Back in the day when seven or eight newspapers competed for readership in big cities across the land tales of creative backstabbing and derring-do by everyone from reporters to bundle spotters were commonplace.
In San Francisco, where your editor sharpened his pen and carried a notepad for far, far too many years, the stories of day-to-day competition between giants like Hearst and Theriot were legion -- and legendary. In the Front Page days of the 20s, 30s, and 40s it was dog-eat dog, kill or be killed, get the story before the competition or be kicked to the curb.
And in Depression-era America, getting kicked to the curb could be a death sentence, so "The Boys" and few gals who made up the Fourth Estate back then got creative in their efforts to make sure they came out ahead while the other guy or gal and their paper didn't come out at all.
This journalistic monkey wrenching took many forms, I was told by the paunchy, world-weary and deeply jaded word warriors who brought me into "the business." One was fond of hanging a neatly-lettered "Out of Order" sign on the nearest available courtroom payphone, lazily trailing behind as his speedier, younger colleague from the Chronicle puffed up to the perfectly good instrument with the latest word on a "guilty" verdict only to spy the sign and wheeze away in search of a "functioning" blower -- and leaving the Examiner man to remove his sign and phone his desk at leisure.
There were other tricks of the trade, up to and including jacking up the rear axle of a competitor's city car and phoning in a dummy jail escape story to watch the ensuing calamity of a newsman with an exclusive in his jaws try to figure out why his tachometer was revving into the stratosphere but his car was not going anywhere. Another old trick, used by the bundle spotters and delivery drivers crisscrossing the city with stacks of papers in the wee small hours, was to leave stacks of extra papers on a street corner while scooping up the competition's news racks -- papers and all -- and throwing them into their truck when no one was looking.
That the racks were jettisoned from the end of Pier 32 into the Bay (ecology hadn't been invented, yet) held little interest for the boys or their hijinks, unless of course their racks were being hijacked and it was their papers that ended up sleeping with the fishes. Turnabout is fair play, after all.
It was interesting then, to see this week that the owners of at least one local publication were screaming "foul" after several of their newsracks turned up and were photographed in the dumpster of a larger competitor -- who allegedly tried to peddle the story that the police had instructed them to "clean up" non-compliant news racks that happened to be on their corners.
Hmm. While "The Baron," "Scoop" Glover, and the "Silver Fox" may have smiled wistful smiles behind their Thin Man mustaches, shrugged, and explained the move away with a "that's the way the cookie crumbles," this kind of thing does not play as well as it did back in the 20s.
Lawyers are being unholstered and accusations of First Amendment violations are being tossed around. The whole escapade has reminded your editor of the political haboob which boiled up and consumed then-Police Chief Richard Hongisto after he ordered his men to gather up the racks of a gay newspaper running an unflattering caricature and story about him in 1992.

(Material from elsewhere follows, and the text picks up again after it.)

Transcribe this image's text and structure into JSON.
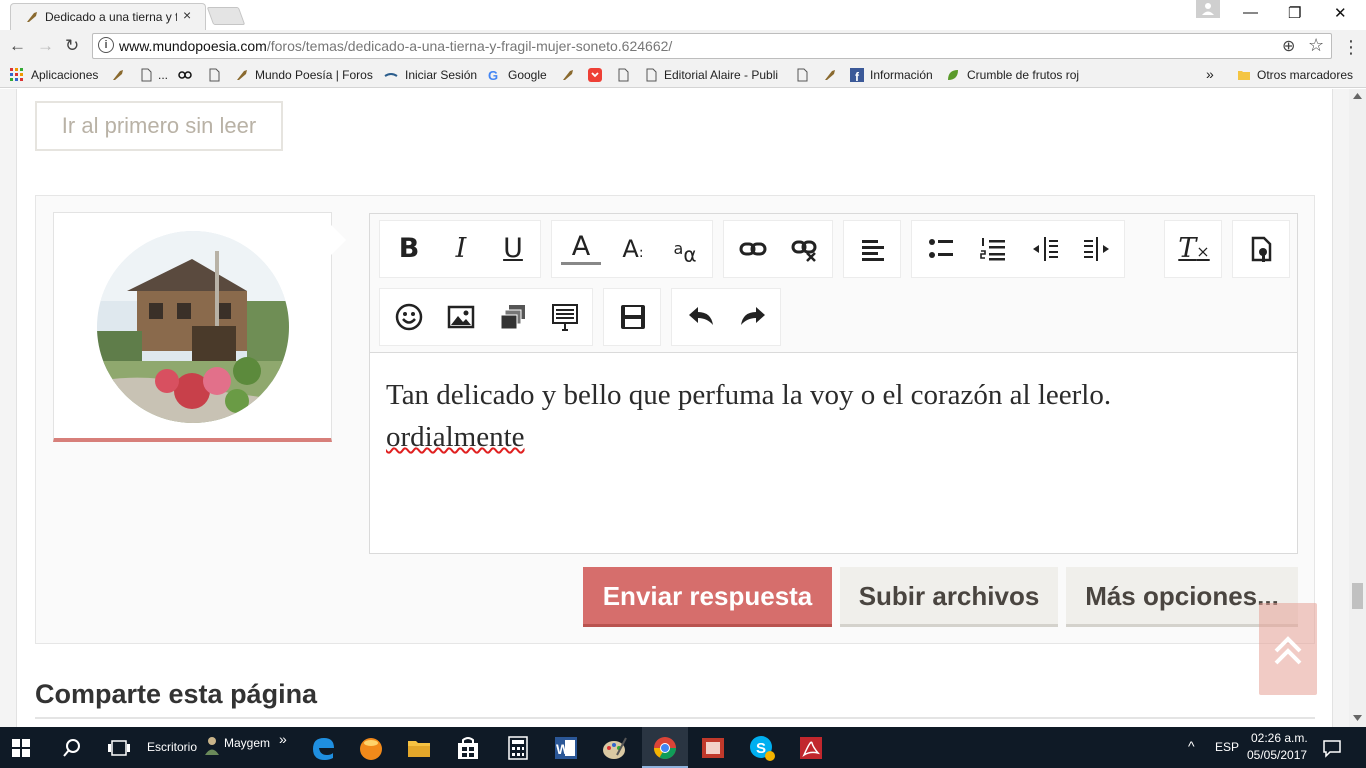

That kind of thing just isn't done in San Francisco, ahem, no sir -- and Hongisto ended his brief term as chief soon afterward. I guess those dog-eat-dog times are back, only with consequences for those who get caught.
It sounded like things were more fun back in the Old Days -- at least, if you believe those press room stories, that is.